[Items from an interface collection]
::::::::
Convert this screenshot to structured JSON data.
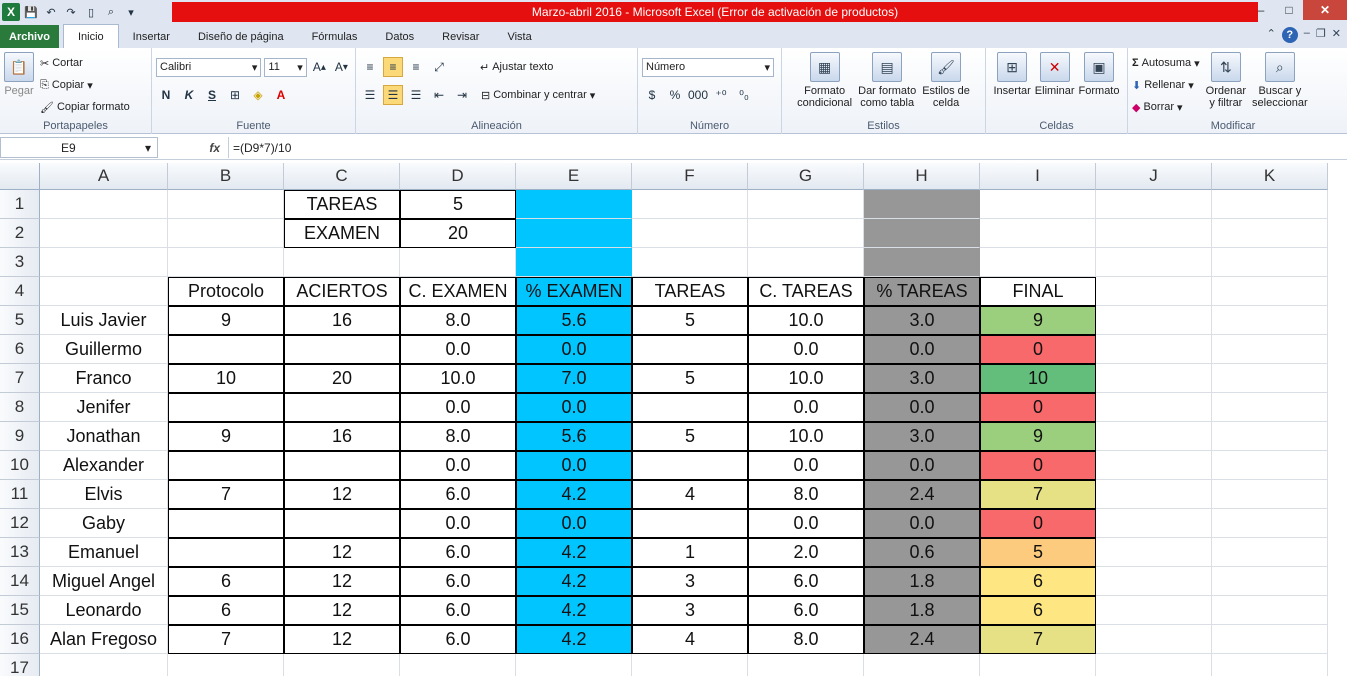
{
  "window": {
    "title": "Marzo-abril 2016  -  Microsoft Excel (Error de activación de productos)",
    "controls": [
      "–",
      "□",
      "✕"
    ]
  },
  "tabs": [
    {
      "label": "Archivo",
      "type": "file"
    },
    {
      "label": "Inicio",
      "type": "active"
    },
    {
      "label": "Insertar"
    },
    {
      "label": "Diseño de página"
    },
    {
      "label": "Fórmulas"
    },
    {
      "label": "Datos"
    },
    {
      "label": "Revisar"
    },
    {
      "label": "Vista"
    }
  ],
  "ribbon": {
    "clipboard": {
      "paste": "Pegar",
      "cut": "Cortar",
      "copy": "Copiar",
      "format_painter": "Copiar formato",
      "label": "Portapapeles"
    },
    "font": {
      "name": "Calibri",
      "size": "11",
      "bold": "N",
      "italic": "K",
      "underline": "S",
      "label": "Fuente"
    },
    "alignment": {
      "wrap": "Ajustar texto",
      "merge": "Combinar y centrar",
      "label": "Alineación"
    },
    "number": {
      "format": "Número",
      "currency": "$",
      "percent": "%",
      "thousands": "000",
      "label": "Número"
    },
    "styles": {
      "conditional": [
        "Formato",
        "condicional"
      ],
      "table": [
        "Dar formato",
        "como tabla"
      ],
      "cell_styles": [
        "Estilos de",
        "celda"
      ],
      "label": "Estilos"
    },
    "cells": {
      "insert": "Insertar",
      "delete": "Eliminar",
      "format": "Formato",
      "label": "Celdas"
    },
    "editing": {
      "autosum": "Autosuma",
      "fill": "Rellenar",
      "clear": "Borrar",
      "sort": [
        "Ordenar",
        "y filtrar"
      ],
      "find": [
        "Buscar y",
        "seleccionar"
      ],
      "label": "Modificar"
    }
  },
  "formula_bar": {
    "cell_ref": "E9",
    "fx": "fx",
    "formula": "=(D9*7)/10"
  },
  "columns": [
    "A",
    "B",
    "C",
    "D",
    "E",
    "F",
    "G",
    "H",
    "I",
    "J",
    "K"
  ],
  "rows": [
    "1",
    "2",
    "3",
    "4",
    "5",
    "6",
    "7",
    "8",
    "9",
    "10",
    "11",
    "12",
    "13",
    "14",
    "15",
    "16",
    "17"
  ],
  "colors": {
    "cyan": "#00c5ff",
    "gray": "#979797",
    "red": "#f8696b",
    "green_dark": "#63be7b",
    "green_light": "#9bcf7e",
    "yellow": "#e6e184",
    "orange": "#fdcb7e",
    "yellow2": "#fee783"
  },
  "summary": {
    "tareas_label": "TAREAS",
    "tareas_value": "5",
    "examen_label": "EXAMEN",
    "examen_value": "20"
  },
  "headers": [
    "Protocolo",
    "ACIERTOS",
    "C. EXAMEN",
    "% EXAMEN",
    "TAREAS",
    "C. TAREAS",
    "% TAREAS",
    "FINAL"
  ],
  "students": [
    {
      "name": "Luis Javier",
      "protocolo": "9",
      "aciertos": "16",
      "c_examen": "8.0",
      "p_examen": "5.6",
      "tareas": "5",
      "c_tareas": "10.0",
      "p_tareas": "3.0",
      "final": "9",
      "final_color": "#9bcf7e"
    },
    {
      "name": "Guillermo",
      "protocolo": "",
      "aciertos": "",
      "c_examen": "0.0",
      "p_examen": "0.0",
      "tareas": "",
      "c_tareas": "0.0",
      "p_tareas": "0.0",
      "final": "0",
      "final_color": "#f8696b"
    },
    {
      "name": "Franco",
      "protocolo": "10",
      "aciertos": "20",
      "c_examen": "10.0",
      "p_examen": "7.0",
      "tareas": "5",
      "c_tareas": "10.0",
      "p_tareas": "3.0",
      "final": "10",
      "final_color": "#63be7b"
    },
    {
      "name": "Jenifer",
      "protocolo": "",
      "aciertos": "",
      "c_examen": "0.0",
      "p_examen": "0.0",
      "tareas": "",
      "c_tareas": "0.0",
      "p_tareas": "0.0",
      "final": "0",
      "final_color": "#f8696b"
    },
    {
      "name": "Jonathan",
      "protocolo": "9",
      "aciertos": "16",
      "c_examen": "8.0",
      "p_examen": "5.6",
      "tareas": "5",
      "c_tareas": "10.0",
      "p_tareas": "3.0",
      "final": "9",
      "final_color": "#9bcf7e"
    },
    {
      "name": "Alexander",
      "protocolo": "",
      "aciertos": "",
      "c_examen": "0.0",
      "p_examen": "0.0",
      "tareas": "",
      "c_tareas": "0.0",
      "p_tareas": "0.0",
      "final": "0",
      "final_color": "#f8696b"
    },
    {
      "name": "Elvis",
      "protocolo": "7",
      "aciertos": "12",
      "c_examen": "6.0",
      "p_examen": "4.2",
      "tareas": "4",
      "c_tareas": "8.0",
      "p_tareas": "2.4",
      "final": "7",
      "final_color": "#e6e184"
    },
    {
      "name": "Gaby",
      "protocolo": "",
      "aciertos": "",
      "c_examen": "0.0",
      "p_examen": "0.0",
      "tareas": "",
      "c_tareas": "0.0",
      "p_tareas": "0.0",
      "final": "0",
      "final_color": "#f8696b"
    },
    {
      "name": "Emanuel",
      "protocolo": "",
      "aciertos": "12",
      "c_examen": "6.0",
      "p_examen": "4.2",
      "tareas": "1",
      "c_tareas": "2.0",
      "p_tareas": "0.6",
      "final": "5",
      "final_color": "#fdcb7e"
    },
    {
      "name": "Miguel Angel",
      "protocolo": "6",
      "aciertos": "12",
      "c_examen": "6.0",
      "p_examen": "4.2",
      "tareas": "3",
      "c_tareas": "6.0",
      "p_tareas": "1.8",
      "final": "6",
      "final_color": "#fee783"
    },
    {
      "name": "Leonardo",
      "protocolo": "6",
      "aciertos": "12",
      "c_examen": "6.0",
      "p_examen": "4.2",
      "tareas": "3",
      "c_tareas": "6.0",
      "p_tareas": "1.8",
      "final": "6",
      "final_color": "#fee783"
    },
    {
      "name": "Alan Fregoso",
      "protocolo": "7",
      "aciertos": "12",
      "c_examen": "6.0",
      "p_examen": "4.2",
      "tareas": "4",
      "c_tareas": "8.0",
      "p_tareas": "2.4",
      "final": "7",
      "final_color": "#e6e184"
    }
  ]
}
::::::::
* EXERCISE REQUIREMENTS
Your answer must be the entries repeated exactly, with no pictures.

* ANSWER AREA
Convert this screenshot to structured JSON data.
{
  "window": {
    "title": "Marzo-abril 2016  -  Microsoft Excel (Error de activación de productos)",
    "controls": [
      "–",
      "□",
      "✕"
    ]
  },
  "tabs": [
    {
      "label": "Archivo",
      "type": "file"
    },
    {
      "label": "Inicio",
      "type": "active"
    },
    {
      "label": "Insertar"
    },
    {
      "label": "Diseño de página"
    },
    {
      "label": "Fórmulas"
    },
    {
      "label": "Datos"
    },
    {
      "label": "Revisar"
    },
    {
      "label": "Vista"
    }
  ],
  "ribbon": {
    "clipboard": {
      "paste": "Pegar",
      "cut": "Cortar",
      "copy": "Copiar",
      "format_painter": "Copiar formato",
      "label": "Portapapeles"
    },
    "font": {
      "name": "Calibri",
      "size": "11",
      "bold": "N",
      "italic": "K",
      "underline": "S",
      "label": "Fuente"
    },
    "alignment": {
      "wrap": "Ajustar texto",
      "merge": "Combinar y centrar",
      "label": "Alineación"
    },
    "number": {
      "format": "Número",
      "currency": "$",
      "percent": "%",
      "thousands": "000",
      "label": "Número"
    },
    "styles": {
      "conditional": [
        "Formato",
        "condicional"
      ],
      "table": [
        "Dar formato",
        "como tabla"
      ],
      "cell_styles": [
        "Estilos de",
        "celda"
      ],
      "label": "Estilos"
    },
    "cells": {
      "insert": "Insertar",
      "delete": "Eliminar",
      "format": "Formato",
      "label": "Celdas"
    },
    "editing": {
      "autosum": "Autosuma",
      "fill": "Rellenar",
      "clear": "Borrar",
      "sort": [
        "Ordenar",
        "y filtrar"
      ],
      "find": [
        "Buscar y",
        "seleccionar"
      ],
      "label": "Modificar"
    }
  },
  "formula_bar": {
    "cell_ref": "E9",
    "fx": "fx",
    "formula": "=(D9*7)/10"
  },
  "columns": [
    "A",
    "B",
    "C",
    "D",
    "E",
    "F",
    "G",
    "H",
    "I",
    "J",
    "K"
  ],
  "rows": [
    "1",
    "2",
    "3",
    "4",
    "5",
    "6",
    "7",
    "8",
    "9",
    "10",
    "11",
    "12",
    "13",
    "14",
    "15",
    "16",
    "17"
  ],
  "colors": {
    "cyan": "#00c5ff",
    "gray": "#979797",
    "red": "#f8696b",
    "green_dark": "#63be7b",
    "green_light": "#9bcf7e",
    "yellow": "#e6e184",
    "orange": "#fdcb7e",
    "yellow2": "#fee783"
  },
  "summary": {
    "tareas_label": "TAREAS",
    "tareas_value": "5",
    "examen_label": "EXAMEN",
    "examen_value": "20"
  },
  "headers": [
    "Protocolo",
    "ACIERTOS",
    "C. EXAMEN",
    "% EXAMEN",
    "TAREAS",
    "C. TAREAS",
    "% TAREAS",
    "FINAL"
  ],
  "students": [
    {
      "name": "Luis Javier",
      "protocolo": "9",
      "aciertos": "16",
      "c_examen": "8.0",
      "p_examen": "5.6",
      "tareas": "5",
      "c_tareas": "10.0",
      "p_tareas": "3.0",
      "final": "9",
      "final_color": "#9bcf7e"
    },
    {
      "name": "Guillermo",
      "protocolo": "",
      "aciertos": "",
      "c_examen": "0.0",
      "p_examen": "0.0",
      "tareas": "",
      "c_tareas": "0.0",
      "p_tareas": "0.0",
      "final": "0",
      "final_color": "#f8696b"
    },
    {
      "name": "Franco",
      "protocolo": "10",
      "aciertos": "20",
      "c_examen": "10.0",
      "p_examen": "7.0",
      "tareas": "5",
      "c_tareas": "10.0",
      "p_tareas": "3.0",
      "final": "10",
      "final_color": "#63be7b"
    },
    {
      "name": "Jenifer",
      "protocolo": "",
      "aciertos": "",
      "c_examen": "0.0",
      "p_examen": "0.0",
      "tareas": "",
      "c_tareas": "0.0",
      "p_tareas": "0.0",
      "final": "0",
      "final_color": "#f8696b"
    },
    {
      "name": "Jonathan",
      "protocolo": "9",
      "aciertos": "16",
      "c_examen": "8.0",
      "p_examen": "5.6",
      "tareas": "5",
      "c_tareas": "10.0",
      "p_tareas": "3.0",
      "final": "9",
      "final_color": "#9bcf7e"
    },
    {
      "name": "Alexander",
      "protocolo": "",
      "aciertos": "",
      "c_examen": "0.0",
      "p_examen": "0.0",
      "tareas": "",
      "c_tareas": "0.0",
      "p_tareas": "0.0",
      "final": "0",
      "final_color": "#f8696b"
    },
    {
      "name": "Elvis",
      "protocolo": "7",
      "aciertos": "12",
      "c_examen": "6.0",
      "p_examen": "4.2",
      "tareas": "4",
      "c_tareas": "8.0",
      "p_tareas": "2.4",
      "final": "7",
      "final_color": "#e6e184"
    },
    {
      "name": "Gaby",
      "protocolo": "",
      "aciertos": "",
      "c_examen": "0.0",
      "p_examen": "0.0",
      "tareas": "",
      "c_tareas": "0.0",
      "p_tareas": "0.0",
      "final": "0",
      "final_color": "#f8696b"
    },
    {
      "name": "Emanuel",
      "protocolo": "",
      "aciertos": "12",
      "c_examen": "6.0",
      "p_examen": "4.2",
      "tareas": "1",
      "c_tareas": "2.0",
      "p_tareas": "0.6",
      "final": "5",
      "final_color": "#fdcb7e"
    },
    {
      "name": "Miguel Angel",
      "protocolo": "6",
      "aciertos": "12",
      "c_examen": "6.0",
      "p_examen": "4.2",
      "tareas": "3",
      "c_tareas": "6.0",
      "p_tareas": "1.8",
      "final": "6",
      "final_color": "#fee783"
    },
    {
      "name": "Leonardo",
      "protocolo": "6",
      "aciertos": "12",
      "c_examen": "6.0",
      "p_examen": "4.2",
      "tareas": "3",
      "c_tareas": "6.0",
      "p_tareas": "1.8",
      "final": "6",
      "final_color": "#fee783"
    },
    {
      "name": "Alan Fregoso",
      "protocolo": "7",
      "aciertos": "12",
      "c_examen": "6.0",
      "p_examen": "4.2",
      "tareas": "4",
      "c_tareas": "8.0",
      "p_tareas": "2.4",
      "final": "7",
      "final_color": "#e6e184"
    }
  ]
}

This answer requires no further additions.